It’s good advice to consider expensive purchases carefully before buying. And the more expensive the purchase, the more consideration you should give. A good rule of thumb is to wait one day for each $100 that the item costs.
Often we’re presented with payment options for a large purchase. These may include a one-time payment option, or periodic options like annual, quarterly, or monthly payments.
We recently had two big expenses to consider. Each one was between one and two thousand dollars. And each one had its own set of multiple payment options.
Pay in full vs. pay interest-free in installments
The first was an operation for our six-year-old dog who tore out a ligament and couldn’t walk.
The options available for payment of the operation were to pay the entire amount up front, or to use a health care credit card offered by the vet to pay over time with no interest.
This is actually three options, because if we use a credit card to pay up front, we can choose either to pay the next bill in full, or to stretch it out over time.
We didn’t really consider carrying a balance on our credit card to be a viable option, because that’s not a road we want to go down if we don’t have to.
And though the health care credit card did get our attention, reviewing the terms and conditions was enough to show us that it was risky to do this. (There were too many ways to screw up, and this was possibly by design.)
So for this one we decided to pay up front.
Pay monthly vs. pay for a full year with a discount
The second big expense was the fee for our daughter’s swim team.
We could pay for this monthly, or pay for the entire year at once, with a discount. The one-time payment would have been about $75 less than the sum of the monthly payments.
If we hadn’t had the dog operation on top of this one, we would have paid the entire amount for the swim team up front, because the discount was significant.
But we made the determination that we couldn’t pay for both of these up front without strapping us in other areas. Paying this fee by the month, though more expensive, was less of a risk.
So, despite the discount, we’re paying for our daughter’s swim team fee by the month.
Things to consider
I’ll call out some of the questions that we asked when making these decisions:
- Is there a discount for paying up front? If so, how much?
It should be the case that paying up front is at least no more expensive than paying in installments. (There’s rarely a reason to pay more if you’re paying up front!)
But if there’s no discount for paying up front, it becomes a tougher sell. The reason is that the money can be invested before it’s paid, but not after.
It doesn’t take a huge up-front discount to make it worthwhile to pay up front (all other things being equal). Savings accounts pay zero-point-diddly right now. Even a 5% discount is pretty good!

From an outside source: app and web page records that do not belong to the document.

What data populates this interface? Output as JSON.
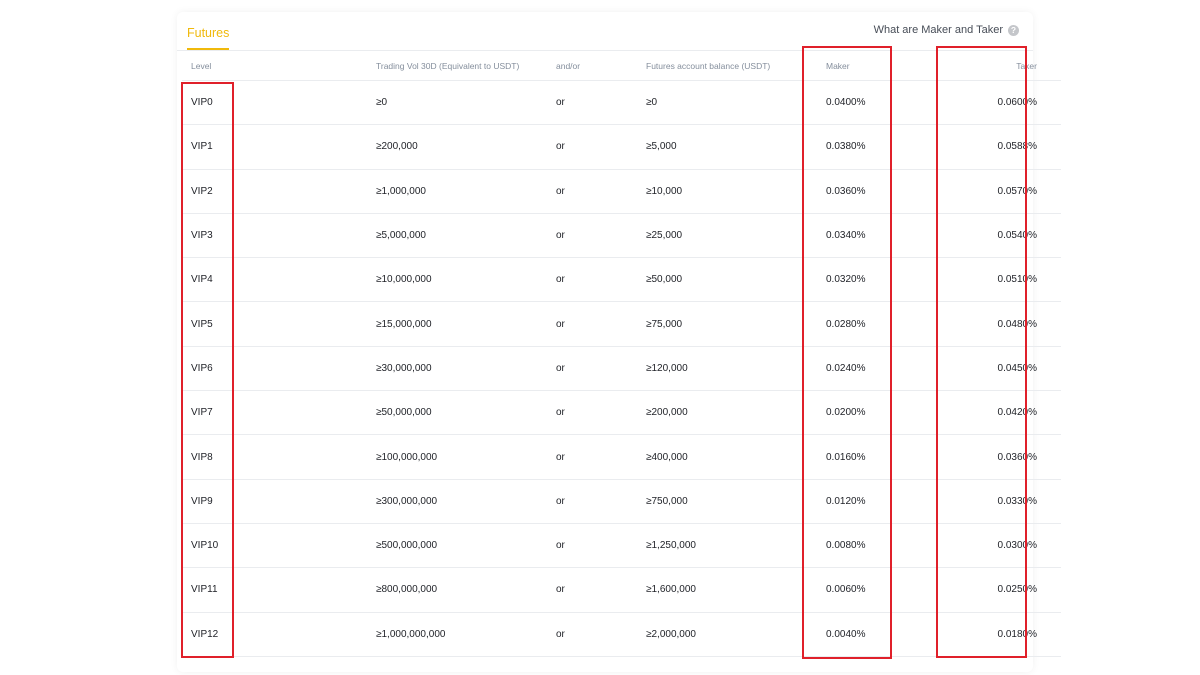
{
  "tabs": [
    {
      "label": "Futures",
      "active": true
    }
  ],
  "help_link": {
    "label": "What are Maker and Taker",
    "icon": "question-circle-icon"
  },
  "table": {
    "headers": {
      "level": "Level",
      "volume": "Trading Vol 30D (Equivalent to USDT)",
      "andor": "and/or",
      "balance": "Futures account balance (USDT)",
      "maker": "Maker",
      "taker": "Taker"
    },
    "rows": [
      {
        "level": "VIP0",
        "volume": "≥0",
        "andor": "or",
        "balance": "≥0",
        "maker": "0.0400%",
        "taker": "0.0600%"
      },
      {
        "level": "VIP1",
        "volume": "≥200,000",
        "andor": "or",
        "balance": "≥5,000",
        "maker": "0.0380%",
        "taker": "0.0588%"
      },
      {
        "level": "VIP2",
        "volume": "≥1,000,000",
        "andor": "or",
        "balance": "≥10,000",
        "maker": "0.0360%",
        "taker": "0.0570%"
      },
      {
        "level": "VIP3",
        "volume": "≥5,000,000",
        "andor": "or",
        "balance": "≥25,000",
        "maker": "0.0340%",
        "taker": "0.0540%"
      },
      {
        "level": "VIP4",
        "volume": "≥10,000,000",
        "andor": "or",
        "balance": "≥50,000",
        "maker": "0.0320%",
        "taker": "0.0510%"
      },
      {
        "level": "VIP5",
        "volume": "≥15,000,000",
        "andor": "or",
        "balance": "≥75,000",
        "maker": "0.0280%",
        "taker": "0.0480%"
      },
      {
        "level": "VIP6",
        "volume": "≥30,000,000",
        "andor": "or",
        "balance": "≥120,000",
        "maker": "0.0240%",
        "taker": "0.0450%"
      },
      {
        "level": "VIP7",
        "volume": "≥50,000,000",
        "andor": "or",
        "balance": "≥200,000",
        "maker": "0.0200%",
        "taker": "0.0420%"
      },
      {
        "level": "VIP8",
        "volume": "≥100,000,000",
        "andor": "or",
        "balance": "≥400,000",
        "maker": "0.0160%",
        "taker": "0.0360%"
      },
      {
        "level": "VIP9",
        "volume": "≥300,000,000",
        "andor": "or",
        "balance": "≥750,000",
        "maker": "0.0120%",
        "taker": "0.0330%"
      },
      {
        "level": "VIP10",
        "volume": "≥500,000,000",
        "andor": "or",
        "balance": "≥1,250,000",
        "maker": "0.0080%",
        "taker": "0.0300%"
      },
      {
        "level": "VIP11",
        "volume": "≥800,000,000",
        "andor": "or",
        "balance": "≥1,600,000",
        "maker": "0.0060%",
        "taker": "0.0250%"
      },
      {
        "level": "VIP12",
        "volume": "≥1,000,000,000",
        "andor": "or",
        "balance": "≥2,000,000",
        "maker": "0.0040%",
        "taker": "0.0180%"
      }
    ]
  },
  "colors": {
    "accent": "#f0b90b",
    "highlight": "#e0202a",
    "text": "#1e2026",
    "muted": "#848e9c"
  }
}
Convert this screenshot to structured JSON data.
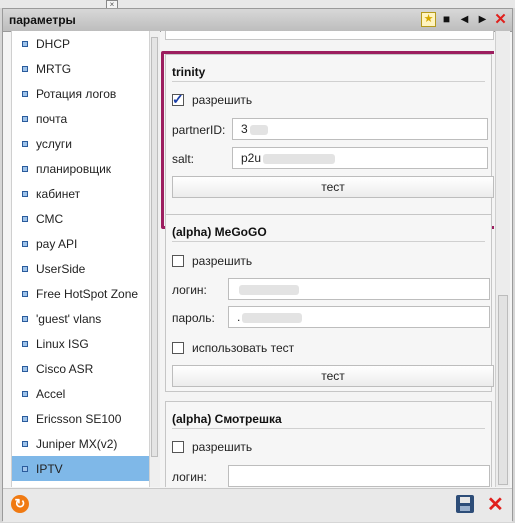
{
  "window": {
    "title": "параметры",
    "toolbar_icons": [
      "star-icon",
      "maximize-icon",
      "arrow-left-icon",
      "arrow-right-icon",
      "close-icon"
    ],
    "accent": "#9c1e5f"
  },
  "sidebar": {
    "items": [
      {
        "label": "DHCP"
      },
      {
        "label": "MRTG"
      },
      {
        "label": "Ротация логов"
      },
      {
        "label": "почта"
      },
      {
        "label": "услуги"
      },
      {
        "label": "планировщик"
      },
      {
        "label": "кабинет"
      },
      {
        "label": "СМС"
      },
      {
        "label": "pay API"
      },
      {
        "label": "UserSide"
      },
      {
        "label": "Free HotSpot Zone"
      },
      {
        "label": "'guest' vlans"
      },
      {
        "label": "Linux ISG"
      },
      {
        "label": "Cisco ASR"
      },
      {
        "label": "Accel"
      },
      {
        "label": "Ericsson SE100"
      },
      {
        "label": "Juniper MX(v2)"
      },
      {
        "label": "IPTV",
        "selected": true
      }
    ],
    "selected_color": "#7fb8e8"
  },
  "sections": {
    "trinity": {
      "title": "trinity",
      "allow_label": "разрешить",
      "allow_checked": true,
      "partner_label": "partnerID:",
      "partner_value": "3",
      "salt_label": "salt:",
      "salt_value": "p2u",
      "test_button": "тест"
    },
    "megogo": {
      "title": "(alpha) MeGoGO",
      "allow_label": "разрешить",
      "allow_checked": false,
      "login_label": "логин:",
      "login_value": "",
      "password_label": "пароль:",
      "password_value": ".",
      "use_test_label": "использовать тест",
      "use_test_checked": false,
      "test_button": "тест"
    },
    "smotreshka": {
      "title": "(alpha) Смотрешка",
      "allow_label": "разрешить",
      "allow_checked": false,
      "login_label": "логин:",
      "login_value": ""
    }
  },
  "bottombar": {
    "icons": [
      "refresh-icon",
      "save-icon",
      "cancel-icon"
    ]
  }
}
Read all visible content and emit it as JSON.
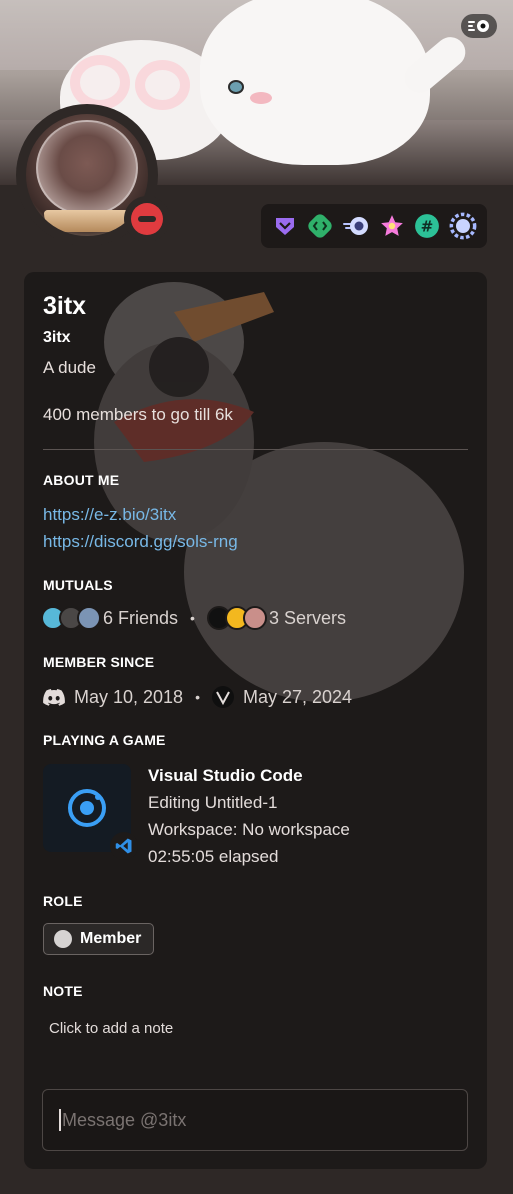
{
  "profile": {
    "display_name": "3itx",
    "username": "3itx",
    "pronouns": "A dude",
    "custom_status": "400 members to go till 6k",
    "status": "dnd",
    "status_color": "#e03b3f"
  },
  "badges": [
    {
      "name": "hypesquad-balance-icon",
      "color": "#9b6cf0"
    },
    {
      "name": "active-developer-icon",
      "color": "#2fb06a"
    },
    {
      "name": "nitro-boost-icon",
      "color": "#b9c4ff"
    },
    {
      "name": "quest-badge-icon",
      "color": "#f67bdc"
    },
    {
      "name": "originally-known-as-icon",
      "color": "#2cc197"
    },
    {
      "name": "server-boost-laurel-icon",
      "color": "#a7b9ff"
    }
  ],
  "about": {
    "title": "ABOUT ME",
    "links": [
      "https://e-z.bio/3itx",
      "https://discord.gg/sols-rng"
    ]
  },
  "mutuals": {
    "title": "MUTUALS",
    "friends": "6 Friends",
    "separator": "•",
    "servers": "3 Servers"
  },
  "member_since": {
    "title": "MEMBER SINCE",
    "discord_date": "May 10, 2018",
    "separator": "•",
    "server_date": "May 27, 2024"
  },
  "activity": {
    "title": "PLAYING A GAME",
    "name": "Visual Studio Code",
    "details": "Editing Untitled-1",
    "state": "Workspace: No workspace",
    "elapsed": "02:55:05 elapsed",
    "accent": "#3a9ff5"
  },
  "role": {
    "title": "ROLE",
    "name": "Member"
  },
  "note": {
    "title": "NOTE",
    "placeholder": "Click to add a note"
  },
  "message": {
    "placeholder": "Message @3itx"
  }
}
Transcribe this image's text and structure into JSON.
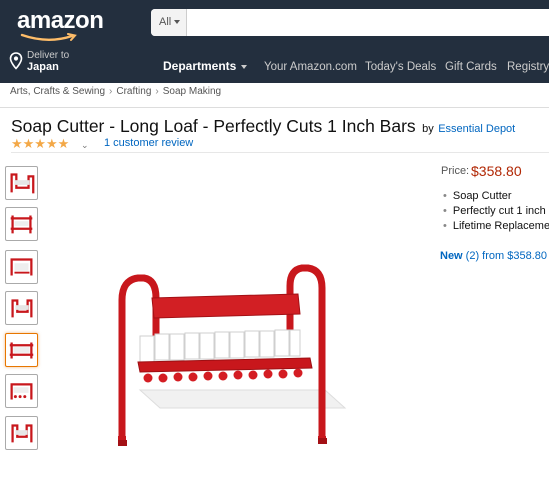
{
  "header": {
    "logo_text": "amazon",
    "search": {
      "category": "All",
      "placeholder": ""
    },
    "deliver_to": {
      "line1": "Deliver to",
      "line2": "Japan"
    },
    "departments_label": "Departments",
    "nav_links": [
      "Your Amazon.com",
      "Today's Deals",
      "Gift Cards",
      "Registry"
    ]
  },
  "breadcrumbs": [
    "Arts, Crafts & Sewing",
    "Crafting",
    "Soap Making"
  ],
  "product": {
    "title": "Soap Cutter - Long Loaf - Perfectly Cuts 1 Inch Bars",
    "by": "by",
    "brand": "Essential Depot",
    "stars": "★★★★★",
    "rating_caret": "⌄",
    "reviews": "1 customer review"
  },
  "buy_box": {
    "price_label": "Price:",
    "price": "$358.80",
    "features": [
      "Soap Cutter",
      "Perfectly cut 1 inch",
      "Lifetime Replaceme"
    ],
    "new_offer_prefix": "New",
    "new_offer_rest": " (2) from $358.80"
  },
  "colors": {
    "nav_bg": "#232f3e",
    "accent_orange": "#febd69",
    "link": "#0066c0",
    "price": "#b12704",
    "stars": "#f3a847",
    "product_red": "#c8171c"
  },
  "icons": {
    "location": "location-pin-icon",
    "caret": "chevron-down-icon"
  }
}
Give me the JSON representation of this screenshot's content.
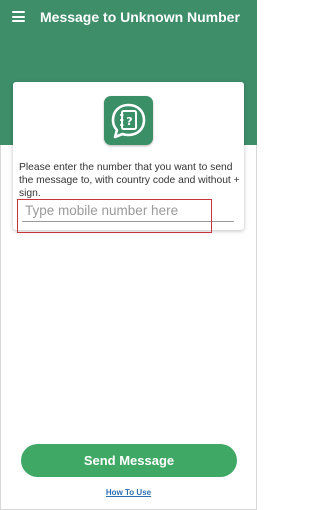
{
  "app_bar": {
    "title": "Message to Unknown Number",
    "menu_icon": "menu-icon"
  },
  "card": {
    "app_icon": "chat-note-icon",
    "instruction": "Please enter the number that you want to send the message to, with country code and without + sign.",
    "phone_input": {
      "value": "",
      "placeholder": "Type mobile number here"
    }
  },
  "actions": {
    "send_label": "Send Message",
    "how_to_use_label": "How To Use"
  },
  "colors": {
    "primary": "#3e8e6a",
    "button": "#3fa865",
    "link": "#2d6fb3",
    "highlight": "#c9343a"
  }
}
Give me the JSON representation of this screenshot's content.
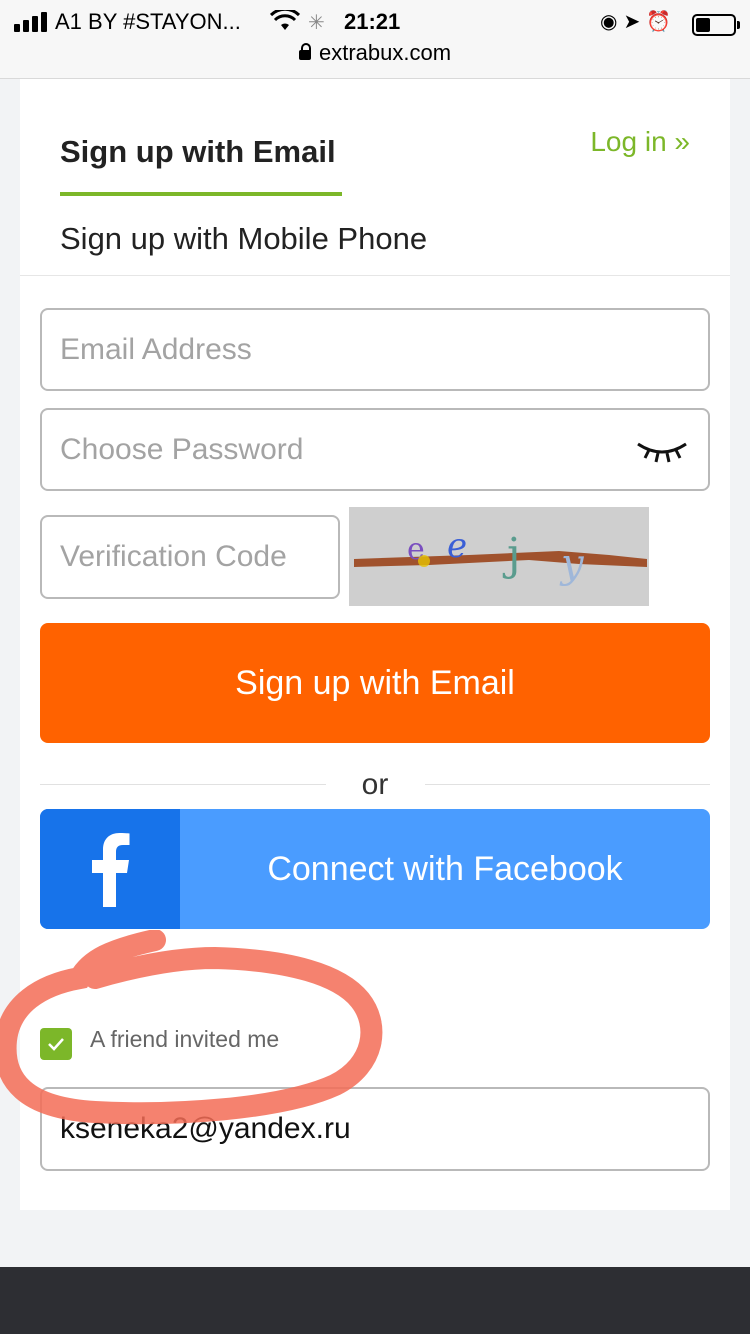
{
  "status_bar": {
    "carrier": "A1 BY #STAYON...",
    "time": "21:21",
    "url": "extrabux.com"
  },
  "tabs": {
    "email_tab": "Sign up with Email",
    "phone_tab": "Sign up with Mobile Phone",
    "login_link": "Log in »"
  },
  "form": {
    "email_placeholder": "Email Address",
    "password_placeholder": "Choose Password",
    "code_placeholder": "Verification Code",
    "signup_button": "Sign up with Email",
    "or_text": "or",
    "facebook_button": "Connect with Facebook",
    "invited_label": "A friend invited me",
    "invited_checked": true,
    "referrer_value": "kseneka2@yandex.ru"
  },
  "colors": {
    "accent_green": "#7cb729",
    "signup_orange": "#ff6200",
    "facebook_blue": "#4a9cff",
    "facebook_dark": "#1773ea",
    "annotation_red": "#f36c56"
  },
  "icons": [
    "lock-icon",
    "wifi-icon",
    "eye-closed-icon",
    "facebook-icon",
    "checkmark-icon"
  ]
}
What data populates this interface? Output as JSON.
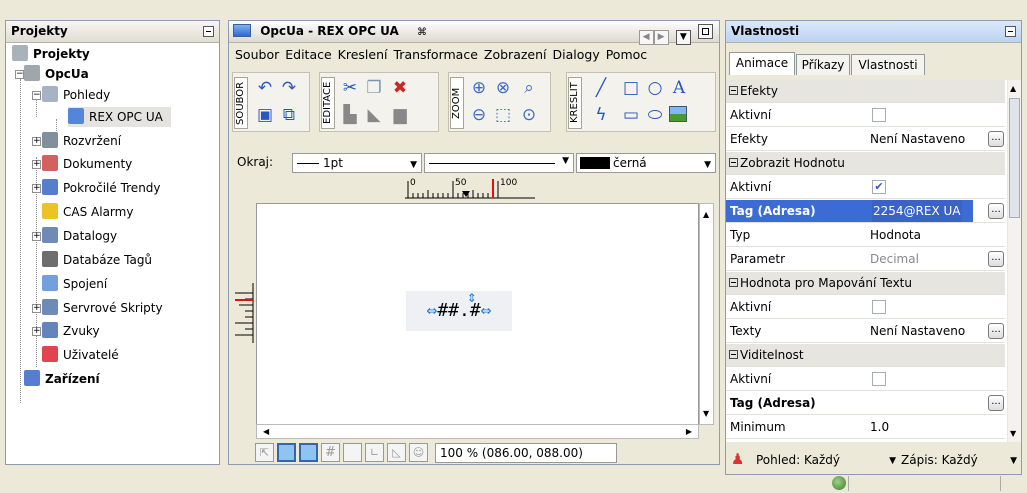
{
  "projects_panel": {
    "title": "Projekty",
    "tree": [
      {
        "label": "Projekty",
        "bold": true,
        "icon": "projects-root-icon"
      },
      {
        "label": "OpcUa",
        "bold": true,
        "icon": "project-computer-icon"
      },
      {
        "label": "Pohledy",
        "bold": false,
        "icon": "views-folder-icon"
      },
      {
        "label": "REX OPC UA",
        "bold": false,
        "icon": "screen-view-icon"
      },
      {
        "label": "Rozvržení",
        "bold": false,
        "icon": "layout-icon"
      },
      {
        "label": "Dokumenty",
        "bold": false,
        "icon": "document-icon"
      },
      {
        "label": "Pokročilé Trendy",
        "bold": false,
        "icon": "trend-icon"
      },
      {
        "label": "CAS Alarmy",
        "bold": false,
        "icon": "alarm-bell-icon"
      },
      {
        "label": "Datalogy",
        "bold": false,
        "icon": "datalog-icon"
      },
      {
        "label": "Databáze Tagů",
        "bold": false,
        "icon": "database-icon"
      },
      {
        "label": "Spojení",
        "bold": false,
        "icon": "connection-icon"
      },
      {
        "label": "Servrové Skripty",
        "bold": false,
        "icon": "script-icon"
      },
      {
        "label": "Zvuky",
        "bold": false,
        "icon": "speaker-icon"
      },
      {
        "label": "Uživatelé",
        "bold": false,
        "icon": "users-icon"
      },
      {
        "label": "Zařízení",
        "bold": true,
        "icon": "devices-icon"
      }
    ]
  },
  "editor": {
    "tab_title": "OpcUa - REX OPC UA",
    "tab_close": "⌘",
    "menu": [
      "Soubor",
      "Editace",
      "Kreslení",
      "Transformace",
      "Zobrazení",
      "Dialogy",
      "Pomoc"
    ],
    "toolbar_groups": [
      "SOUBOR",
      "EDITACE",
      "ZOOM",
      "KRESLIT"
    ],
    "border_label": "Okraj:",
    "border_width": "1pt",
    "border_color": "černá",
    "ruler_ticks": [
      "0",
      "50",
      "100"
    ],
    "canvas_widget_text": "##.#",
    "zoom_status": "100 % (086.00, 088.00)"
  },
  "properties_panel": {
    "title": "Vlastnosti",
    "tabs": [
      "Animace",
      "Příkazy",
      "Vlastnosti"
    ],
    "active_tab": 0,
    "rows": [
      {
        "type": "section",
        "key": "Efekty"
      },
      {
        "type": "checkbox",
        "key": "Aktivní",
        "checked": false
      },
      {
        "type": "value",
        "key": "Efekty",
        "value": "Není Nastaveno",
        "button": true
      },
      {
        "type": "section",
        "key": "Zobrazit Hodnotu"
      },
      {
        "type": "checkbox",
        "key": "Aktivní",
        "checked": true
      },
      {
        "type": "value",
        "key": "Tag (Adresa)",
        "value": "2254@REX UA",
        "button": true,
        "selected": true,
        "bold": true
      },
      {
        "type": "value",
        "key": "Typ",
        "value": "Hodnota",
        "button": false
      },
      {
        "type": "value",
        "key": "Parametr",
        "value": "Decimal",
        "button": true,
        "muted": true
      },
      {
        "type": "section",
        "key": "Hodnota pro Mapování Textu"
      },
      {
        "type": "checkbox",
        "key": "Aktivní",
        "checked": false
      },
      {
        "type": "value",
        "key": "Texty",
        "value": "Není Nastaveno",
        "button": true
      },
      {
        "type": "section",
        "key": "Viditelnost"
      },
      {
        "type": "checkbox",
        "key": "Aktivní",
        "checked": false
      },
      {
        "type": "value",
        "key": "Tag (Adresa)",
        "value": "",
        "button": true,
        "bold": true
      },
      {
        "type": "value",
        "key": "Minimum",
        "value": "1.0",
        "button": false
      }
    ],
    "view_filter": "Pohled: Každý",
    "write_filter": "Zápis: Každý"
  },
  "colors": {
    "selection": "#3d6bd6",
    "panel_border": "#8e9bb0",
    "canvas_bg": "#ffffff",
    "editor_bg": "#ece9d8"
  }
}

- What could happen if there’s a lapse in payment?
The repercussions of this worried us enough that we paid in full for our dog’s operations, even though we had the option of paying over time (up to 18 months) interest-free. Missing a payment could have cost us hundreds of dollars in retroactive interest, not to mention the ding on our credit reports.
If we missed a swim team payment? Not so much financially, but our daughter sure wouldn’t be pleased with us.
- What about the broader context? Will it strap you?
If it made sense to pay both of these expenses in full, why didn’t we?
Good deals always are taken in context. Since we have the bigger picture of our finances, we stepped back from paying both of them in full in light of some uncertainty in our financial picture. What could be a good deal one month could be foolhardy the next month.
If you’ve made a careful decision to buy something, make an equally careful decision how you pay for it.